### TASK GOAL
If a line in the entries below includes the string "text", copy it out.

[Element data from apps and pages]
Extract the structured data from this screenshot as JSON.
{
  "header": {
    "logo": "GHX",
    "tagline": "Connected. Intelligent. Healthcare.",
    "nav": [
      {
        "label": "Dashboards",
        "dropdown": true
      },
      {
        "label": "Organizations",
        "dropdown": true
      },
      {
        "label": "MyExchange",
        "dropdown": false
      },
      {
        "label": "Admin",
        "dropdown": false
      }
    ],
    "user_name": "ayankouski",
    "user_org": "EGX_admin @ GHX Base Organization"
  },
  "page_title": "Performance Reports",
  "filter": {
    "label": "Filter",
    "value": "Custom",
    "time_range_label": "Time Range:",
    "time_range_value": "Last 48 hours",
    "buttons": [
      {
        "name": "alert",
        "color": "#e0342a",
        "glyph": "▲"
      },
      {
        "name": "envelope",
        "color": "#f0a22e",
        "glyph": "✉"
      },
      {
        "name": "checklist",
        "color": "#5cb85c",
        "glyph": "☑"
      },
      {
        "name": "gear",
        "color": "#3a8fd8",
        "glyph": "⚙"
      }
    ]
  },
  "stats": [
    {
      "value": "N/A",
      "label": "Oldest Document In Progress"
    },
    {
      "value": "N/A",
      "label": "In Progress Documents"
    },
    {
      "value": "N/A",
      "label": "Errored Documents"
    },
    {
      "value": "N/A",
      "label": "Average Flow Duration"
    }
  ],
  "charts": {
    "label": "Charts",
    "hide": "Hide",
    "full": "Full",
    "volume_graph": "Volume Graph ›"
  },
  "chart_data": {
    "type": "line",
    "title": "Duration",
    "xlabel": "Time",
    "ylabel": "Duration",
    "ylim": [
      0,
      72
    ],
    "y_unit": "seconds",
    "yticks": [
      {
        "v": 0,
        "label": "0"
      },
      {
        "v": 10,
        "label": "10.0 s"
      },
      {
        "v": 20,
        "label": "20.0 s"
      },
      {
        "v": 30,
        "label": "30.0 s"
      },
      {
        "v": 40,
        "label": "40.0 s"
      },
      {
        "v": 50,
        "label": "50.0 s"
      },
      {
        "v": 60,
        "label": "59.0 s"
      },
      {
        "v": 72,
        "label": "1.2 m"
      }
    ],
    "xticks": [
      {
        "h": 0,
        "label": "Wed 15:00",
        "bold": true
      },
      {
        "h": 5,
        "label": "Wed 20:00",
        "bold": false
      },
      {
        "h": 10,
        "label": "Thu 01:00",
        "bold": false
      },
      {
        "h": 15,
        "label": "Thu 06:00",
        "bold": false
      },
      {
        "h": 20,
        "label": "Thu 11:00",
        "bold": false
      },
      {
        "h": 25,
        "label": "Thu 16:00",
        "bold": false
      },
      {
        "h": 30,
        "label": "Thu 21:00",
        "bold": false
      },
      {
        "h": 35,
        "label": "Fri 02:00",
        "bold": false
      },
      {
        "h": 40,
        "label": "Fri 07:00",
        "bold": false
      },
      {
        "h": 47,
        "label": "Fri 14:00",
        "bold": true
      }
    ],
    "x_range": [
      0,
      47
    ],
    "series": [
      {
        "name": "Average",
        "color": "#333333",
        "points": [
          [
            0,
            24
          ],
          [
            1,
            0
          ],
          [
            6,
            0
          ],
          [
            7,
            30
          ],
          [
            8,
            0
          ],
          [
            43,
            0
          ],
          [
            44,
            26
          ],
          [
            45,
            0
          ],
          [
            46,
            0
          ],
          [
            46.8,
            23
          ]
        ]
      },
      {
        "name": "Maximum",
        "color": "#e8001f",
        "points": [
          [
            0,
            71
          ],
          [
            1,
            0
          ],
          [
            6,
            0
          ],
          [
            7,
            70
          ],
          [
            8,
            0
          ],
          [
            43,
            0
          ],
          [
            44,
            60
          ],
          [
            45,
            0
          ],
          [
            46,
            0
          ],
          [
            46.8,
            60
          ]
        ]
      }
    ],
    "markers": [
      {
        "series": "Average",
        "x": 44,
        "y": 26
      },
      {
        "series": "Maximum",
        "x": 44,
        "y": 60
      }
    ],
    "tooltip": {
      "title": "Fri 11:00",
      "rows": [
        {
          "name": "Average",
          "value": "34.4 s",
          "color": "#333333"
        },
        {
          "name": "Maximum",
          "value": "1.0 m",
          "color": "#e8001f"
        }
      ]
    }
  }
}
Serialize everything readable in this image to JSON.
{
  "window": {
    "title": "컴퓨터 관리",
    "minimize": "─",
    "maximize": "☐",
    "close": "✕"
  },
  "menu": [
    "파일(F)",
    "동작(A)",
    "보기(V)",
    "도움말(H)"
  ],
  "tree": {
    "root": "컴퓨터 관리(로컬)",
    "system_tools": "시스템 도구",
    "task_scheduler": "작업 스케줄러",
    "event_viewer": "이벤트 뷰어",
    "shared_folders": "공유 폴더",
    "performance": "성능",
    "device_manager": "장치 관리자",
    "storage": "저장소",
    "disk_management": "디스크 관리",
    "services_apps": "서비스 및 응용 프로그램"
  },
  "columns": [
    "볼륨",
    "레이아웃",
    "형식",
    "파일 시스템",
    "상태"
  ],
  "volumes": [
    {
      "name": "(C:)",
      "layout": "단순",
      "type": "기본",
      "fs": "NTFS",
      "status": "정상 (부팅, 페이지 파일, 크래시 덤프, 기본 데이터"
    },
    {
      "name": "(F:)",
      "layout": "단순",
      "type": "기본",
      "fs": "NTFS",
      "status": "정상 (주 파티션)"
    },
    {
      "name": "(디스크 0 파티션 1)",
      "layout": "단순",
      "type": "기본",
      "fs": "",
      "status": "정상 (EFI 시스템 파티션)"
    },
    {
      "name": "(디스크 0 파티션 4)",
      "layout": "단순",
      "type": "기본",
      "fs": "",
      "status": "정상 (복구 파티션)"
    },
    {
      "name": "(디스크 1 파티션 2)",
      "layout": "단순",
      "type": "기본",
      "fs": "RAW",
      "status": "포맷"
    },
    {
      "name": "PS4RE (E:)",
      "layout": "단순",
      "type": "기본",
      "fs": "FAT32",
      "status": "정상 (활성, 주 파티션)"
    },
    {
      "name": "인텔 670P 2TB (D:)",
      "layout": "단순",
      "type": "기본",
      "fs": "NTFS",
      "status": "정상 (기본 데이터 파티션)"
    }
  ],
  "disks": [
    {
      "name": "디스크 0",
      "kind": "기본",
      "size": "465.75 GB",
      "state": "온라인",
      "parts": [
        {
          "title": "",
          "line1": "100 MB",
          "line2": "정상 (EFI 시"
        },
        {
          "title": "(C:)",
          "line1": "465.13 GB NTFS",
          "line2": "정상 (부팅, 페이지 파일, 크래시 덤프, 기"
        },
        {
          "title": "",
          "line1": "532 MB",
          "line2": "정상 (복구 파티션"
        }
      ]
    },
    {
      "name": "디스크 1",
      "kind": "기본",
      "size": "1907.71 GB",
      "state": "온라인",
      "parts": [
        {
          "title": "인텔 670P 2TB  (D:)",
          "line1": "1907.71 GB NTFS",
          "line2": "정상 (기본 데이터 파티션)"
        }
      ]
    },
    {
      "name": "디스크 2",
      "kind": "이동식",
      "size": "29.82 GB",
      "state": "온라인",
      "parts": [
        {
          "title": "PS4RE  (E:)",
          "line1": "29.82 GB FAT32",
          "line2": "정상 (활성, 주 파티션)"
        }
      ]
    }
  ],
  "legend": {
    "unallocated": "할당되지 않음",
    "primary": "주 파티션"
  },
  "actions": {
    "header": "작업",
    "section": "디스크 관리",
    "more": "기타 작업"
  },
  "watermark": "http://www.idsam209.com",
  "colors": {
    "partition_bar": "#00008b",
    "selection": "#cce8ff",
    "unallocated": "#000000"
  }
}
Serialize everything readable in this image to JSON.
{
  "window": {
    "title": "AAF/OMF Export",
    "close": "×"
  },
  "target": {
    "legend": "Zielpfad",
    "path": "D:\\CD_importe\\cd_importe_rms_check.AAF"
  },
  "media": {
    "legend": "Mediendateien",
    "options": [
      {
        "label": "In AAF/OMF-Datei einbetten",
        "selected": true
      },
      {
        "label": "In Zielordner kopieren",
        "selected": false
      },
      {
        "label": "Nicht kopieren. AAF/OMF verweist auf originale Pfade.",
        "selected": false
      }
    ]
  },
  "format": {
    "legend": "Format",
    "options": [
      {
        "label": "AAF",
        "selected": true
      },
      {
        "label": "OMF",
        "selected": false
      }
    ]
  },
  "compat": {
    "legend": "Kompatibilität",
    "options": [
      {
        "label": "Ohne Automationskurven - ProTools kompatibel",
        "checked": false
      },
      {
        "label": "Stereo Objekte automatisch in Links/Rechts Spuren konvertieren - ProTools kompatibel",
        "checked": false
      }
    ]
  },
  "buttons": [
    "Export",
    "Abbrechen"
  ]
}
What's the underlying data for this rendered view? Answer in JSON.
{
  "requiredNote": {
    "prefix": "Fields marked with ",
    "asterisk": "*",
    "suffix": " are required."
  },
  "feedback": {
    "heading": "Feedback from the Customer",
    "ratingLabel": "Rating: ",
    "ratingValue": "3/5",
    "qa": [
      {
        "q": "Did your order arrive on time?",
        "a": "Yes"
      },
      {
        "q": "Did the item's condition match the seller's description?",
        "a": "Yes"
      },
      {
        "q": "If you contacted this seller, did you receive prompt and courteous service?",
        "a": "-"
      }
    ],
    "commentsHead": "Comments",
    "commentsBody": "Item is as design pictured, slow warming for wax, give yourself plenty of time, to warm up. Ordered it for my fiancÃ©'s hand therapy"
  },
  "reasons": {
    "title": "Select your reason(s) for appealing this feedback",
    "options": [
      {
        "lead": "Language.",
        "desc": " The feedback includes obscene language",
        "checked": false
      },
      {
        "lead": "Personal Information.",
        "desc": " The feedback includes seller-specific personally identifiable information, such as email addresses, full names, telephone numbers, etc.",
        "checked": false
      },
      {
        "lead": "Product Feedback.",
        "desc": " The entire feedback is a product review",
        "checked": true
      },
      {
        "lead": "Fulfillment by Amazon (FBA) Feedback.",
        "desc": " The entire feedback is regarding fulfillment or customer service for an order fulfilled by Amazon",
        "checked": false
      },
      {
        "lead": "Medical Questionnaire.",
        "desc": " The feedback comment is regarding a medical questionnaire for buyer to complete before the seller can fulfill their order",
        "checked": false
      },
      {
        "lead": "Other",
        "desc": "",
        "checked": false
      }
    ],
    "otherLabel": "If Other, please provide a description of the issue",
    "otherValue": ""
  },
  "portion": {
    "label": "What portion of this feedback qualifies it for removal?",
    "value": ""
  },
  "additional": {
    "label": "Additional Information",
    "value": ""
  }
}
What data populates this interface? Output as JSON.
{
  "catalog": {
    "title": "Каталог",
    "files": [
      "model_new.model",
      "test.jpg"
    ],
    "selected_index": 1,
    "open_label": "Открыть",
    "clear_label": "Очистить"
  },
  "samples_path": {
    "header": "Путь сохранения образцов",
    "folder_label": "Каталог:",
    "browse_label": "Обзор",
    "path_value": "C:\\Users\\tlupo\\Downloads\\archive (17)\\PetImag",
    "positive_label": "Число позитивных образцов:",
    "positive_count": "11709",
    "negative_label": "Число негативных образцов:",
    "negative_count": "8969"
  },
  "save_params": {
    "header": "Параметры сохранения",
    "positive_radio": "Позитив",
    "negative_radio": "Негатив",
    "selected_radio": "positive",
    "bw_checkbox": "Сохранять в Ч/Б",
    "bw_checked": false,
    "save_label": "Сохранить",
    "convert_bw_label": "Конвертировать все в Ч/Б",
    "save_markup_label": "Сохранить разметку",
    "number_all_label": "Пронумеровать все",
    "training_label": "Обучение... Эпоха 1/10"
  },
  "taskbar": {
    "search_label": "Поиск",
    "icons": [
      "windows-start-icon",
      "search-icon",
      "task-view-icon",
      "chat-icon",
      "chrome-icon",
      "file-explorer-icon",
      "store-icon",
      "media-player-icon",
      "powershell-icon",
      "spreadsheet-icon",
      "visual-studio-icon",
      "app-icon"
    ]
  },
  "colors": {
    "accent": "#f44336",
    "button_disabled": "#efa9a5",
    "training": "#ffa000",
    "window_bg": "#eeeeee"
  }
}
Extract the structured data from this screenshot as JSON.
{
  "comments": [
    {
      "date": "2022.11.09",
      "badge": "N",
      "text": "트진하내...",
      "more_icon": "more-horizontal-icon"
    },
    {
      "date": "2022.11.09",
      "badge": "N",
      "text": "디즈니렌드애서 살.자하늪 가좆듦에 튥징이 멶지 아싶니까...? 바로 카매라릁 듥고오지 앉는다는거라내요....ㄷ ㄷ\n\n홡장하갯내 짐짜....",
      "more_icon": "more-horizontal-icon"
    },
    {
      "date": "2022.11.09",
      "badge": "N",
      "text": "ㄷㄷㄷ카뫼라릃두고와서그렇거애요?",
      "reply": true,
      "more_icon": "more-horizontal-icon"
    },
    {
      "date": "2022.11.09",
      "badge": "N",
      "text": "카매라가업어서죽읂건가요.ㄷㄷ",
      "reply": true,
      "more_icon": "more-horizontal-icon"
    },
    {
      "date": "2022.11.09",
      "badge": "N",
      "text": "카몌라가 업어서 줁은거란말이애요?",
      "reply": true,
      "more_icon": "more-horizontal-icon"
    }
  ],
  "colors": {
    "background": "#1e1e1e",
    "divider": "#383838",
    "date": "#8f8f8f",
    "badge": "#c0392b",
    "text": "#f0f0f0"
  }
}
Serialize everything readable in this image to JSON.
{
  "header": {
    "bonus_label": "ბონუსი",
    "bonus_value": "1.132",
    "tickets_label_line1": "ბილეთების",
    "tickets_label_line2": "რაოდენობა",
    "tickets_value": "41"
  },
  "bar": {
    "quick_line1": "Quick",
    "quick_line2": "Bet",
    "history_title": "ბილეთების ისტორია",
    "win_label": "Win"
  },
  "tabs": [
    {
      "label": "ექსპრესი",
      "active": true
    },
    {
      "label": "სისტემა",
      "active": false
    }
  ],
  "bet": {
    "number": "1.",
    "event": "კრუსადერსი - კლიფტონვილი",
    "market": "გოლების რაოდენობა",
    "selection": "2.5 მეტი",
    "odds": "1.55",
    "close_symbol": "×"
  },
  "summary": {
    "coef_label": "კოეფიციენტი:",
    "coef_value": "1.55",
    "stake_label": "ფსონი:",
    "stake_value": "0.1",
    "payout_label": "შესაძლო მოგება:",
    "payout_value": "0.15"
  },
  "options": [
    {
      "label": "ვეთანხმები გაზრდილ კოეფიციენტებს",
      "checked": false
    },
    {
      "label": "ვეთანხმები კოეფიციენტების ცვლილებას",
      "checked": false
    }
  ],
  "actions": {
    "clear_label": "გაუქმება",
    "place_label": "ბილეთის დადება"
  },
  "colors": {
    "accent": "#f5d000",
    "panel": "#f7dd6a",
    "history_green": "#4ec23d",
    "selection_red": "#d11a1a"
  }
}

### TASK RESULT
      "text": "트진하내...",
      "text": "디즈니렌드애서 살.자하늪 가좆듦에 튥징이 멶지 아싶니까...? 바로 카매라릁 듥고오지 앉는다는거라내요....ㄷ ㄷ\n\n홡장하갯내 짐짜....",
      "text": "ㄷㄷㄷ카뫼라릃두고와서그렇거애요?",
      "text": "카매라가업어서죽읂건가요.ㄷㄷ",
      "text": "카몌라가 업어서 줁은거란말이애요?",
    "text": "#f0f0f0"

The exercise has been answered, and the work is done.